Color Models The purpose of a color model is to facilitate the specification of colors in some standard generally accepted way. In essence, a color model is a specification of a 3-D coordinate system and a subspace within that system where each color is represented by a single point. Each industry that uses color employs the most suitable color model. For example, the RGB color model is used in computer graphics, YUV or YCbCr are used in video systems, PhotoYCC* is used in PhotoCD* production and so on. RGB Color Model In the RGB model, each color appears as a combination of red, green, and blue. Primary and Secondary Colors for RGB and CMYK Models The color subspace of interest is a cube shown in Figure "RGB and CMY Color Models" (RGB values are normalized to 0..1), in which RGB values are at three corners; cyan, magenta, and yellow are the three other corners, black is at their origin; and white is at the corner farthest from the origin. RGB and CMY Color Models CMYK Color Model YUV Color Model luma Luma
tools | color palette creator v1.6.1 This tool was inspired directly by the excellent Creating Color Palettes article by Andy Clarke. It will create 10 shades of the base color, located top-left, at varying degrees of opacity. The top row emulates opacity over a white background, the bottom over black (or colors of your choosing as of v1.4). How to use it: Type a valid six character hexidecimal value in the text box above and hit the "ok" button. Hit the "output hex" button to have the table below the palette display hexidecimal color values. Click the "save base" button to write the current base color to a cookie for safe keeping.
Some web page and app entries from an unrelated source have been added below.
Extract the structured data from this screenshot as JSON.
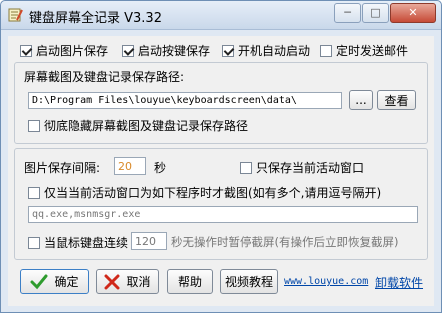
{
  "window": {
    "title": "键盘屏幕全记录 V3.32",
    "min_label": "─",
    "max_label": "□",
    "close_label": "✕"
  },
  "options": {
    "start_image_save": "启动图片保存",
    "start_key_save": "启动按键保存",
    "autostart": "开机自动启动",
    "timed_email": "定时发送邮件"
  },
  "path_section": {
    "label": "屏幕截图及键盘记录保存路径:",
    "path_value": "D:\\Program Files\\louyue\\keyboardscreen\\data\\",
    "browse_label": "...",
    "view_label": "查看",
    "hide_path_label": "彻底隐藏屏幕截图及键盘记录保存路径"
  },
  "capture_section": {
    "interval_label": "图片保存间隔:",
    "interval_value": "20",
    "interval_unit": "秒",
    "only_active_label": "只保存当前活动窗口",
    "only_programs_label": "仅当当前活动窗口为如下程序时才截图(如有多个,请用逗号隔开)",
    "programs_value": "qq.exe,msnmsgr.exe",
    "pause_label": "当鼠标键盘连续",
    "pause_value": "120",
    "pause_suffix": "秒无操作时暂停截屏(有操作后立即恢复截屏)"
  },
  "buttons": {
    "ok": "确定",
    "cancel": "取消",
    "help": "帮助",
    "video": "视频教程"
  },
  "links": {
    "website": "www.louyue.com",
    "uninstall": "卸载软件"
  },
  "colors": {
    "ok_icon": "#2e9b2e",
    "cancel_icon": "#d0281a",
    "link": "#0046a8"
  }
}
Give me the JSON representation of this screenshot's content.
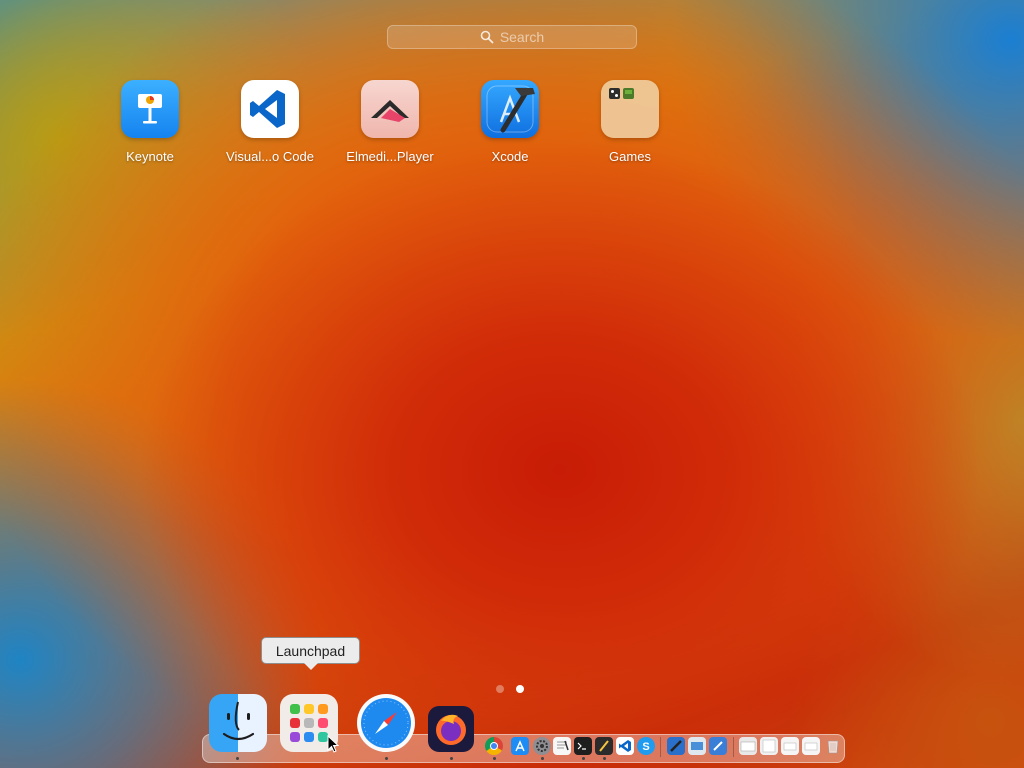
{
  "search": {
    "placeholder": "Search"
  },
  "apps": [
    {
      "label": "Keynote",
      "icon": "keynote-icon"
    },
    {
      "label": "Visual...o Code",
      "icon": "vscode-icon"
    },
    {
      "label": "Elmedi...Player",
      "icon": "elmedia-player-icon"
    },
    {
      "label": "Xcode",
      "icon": "xcode-icon"
    },
    {
      "label": "Games",
      "icon": "games-folder-icon"
    }
  ],
  "pagination": {
    "current_page": 2,
    "total_pages": 2
  },
  "tooltip": {
    "text": "Launchpad"
  },
  "dock": {
    "large_items": [
      "finder-icon",
      "launchpad-icon",
      "safari-icon",
      "firefox-icon"
    ],
    "small_items": [
      "chrome-icon",
      "app-store-icon",
      "system-settings-icon",
      "textedit-icon",
      "terminal-icon",
      "script-editor-icon",
      "vscode-icon",
      "skype-icon",
      "xcode-tool-icon",
      "preview-icon",
      "xcode-instruments-icon",
      "finder-window-icon",
      "screenshot-icon",
      "document-icon",
      "window-icon",
      "trash-icon"
    ]
  },
  "colors": {
    "wallpaper_red": "#c81c06",
    "wallpaper_orange": "#e2560c",
    "wallpaper_blue": "#1b7fd2",
    "keynote_blue": "#1583f0",
    "vscode_blue": "#0a66c8",
    "elmedia_pink": "#e8446a"
  }
}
As of version 1.6, you can export all of your saved palettes to a PNG image by clicking the "create PNG" button in the "saved" window.
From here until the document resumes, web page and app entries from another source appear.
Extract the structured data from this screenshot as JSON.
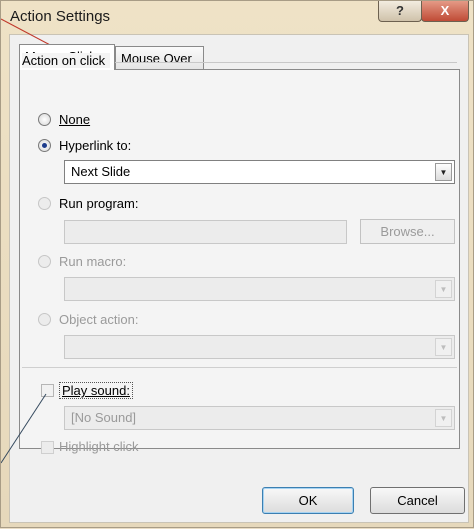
{
  "window": {
    "title": "Action Settings",
    "help_glyph": "?",
    "close_glyph": "X"
  },
  "tabs": [
    "Mouse Click",
    "Mouse Over"
  ],
  "group": {
    "label": "Action on click"
  },
  "options": {
    "none": "None",
    "hyperlink": "Hyperlink to:",
    "hyperlink_value": "Next Slide",
    "run_program": "Run program:",
    "run_program_value": "",
    "browse": "Browse...",
    "run_macro": "Run macro:",
    "run_macro_value": "",
    "object_action": "Object action:",
    "object_action_value": "",
    "play_sound": "Play sound:",
    "sound_value": "[No Sound]",
    "highlight_click": "Highlight click"
  },
  "buttons": {
    "ok": "OK",
    "cancel": "Cancel"
  },
  "icons": {
    "dropdown": "dropdown-arrow-icon"
  }
}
Design Principles: Visual Perception And The Principles Of Gestalt Advertisement In 1910, psychologist Max Wertheimer had an insight when he observed a series of lights flashing on and off at a railroad crossing. It was similar to how the lights encircling a movie theater marquee flash on and off. To the observer, it appears as if a single light moves around the marquee, traveling from bulb to bulb, when in reality it’s a series of bulbs turning on and off and the lights don’t move it all. This observation led to a set of descriptive principles about how we visually perceive objects. This is the start of a series of posts about design principles. Future posts in this series will consider aspects of design like space, balance and visual hierarchy. The Key Ideas Behind Gestalt Theory “The whole is other than the sum of the parts.” — Kurt Koffka The quote above is gestalt in a nutshell. There are several key ideas behind gestalt: Emergence (the whole is identified before the parts)Emergence is the process of forming complex patterns from simple rules. Closure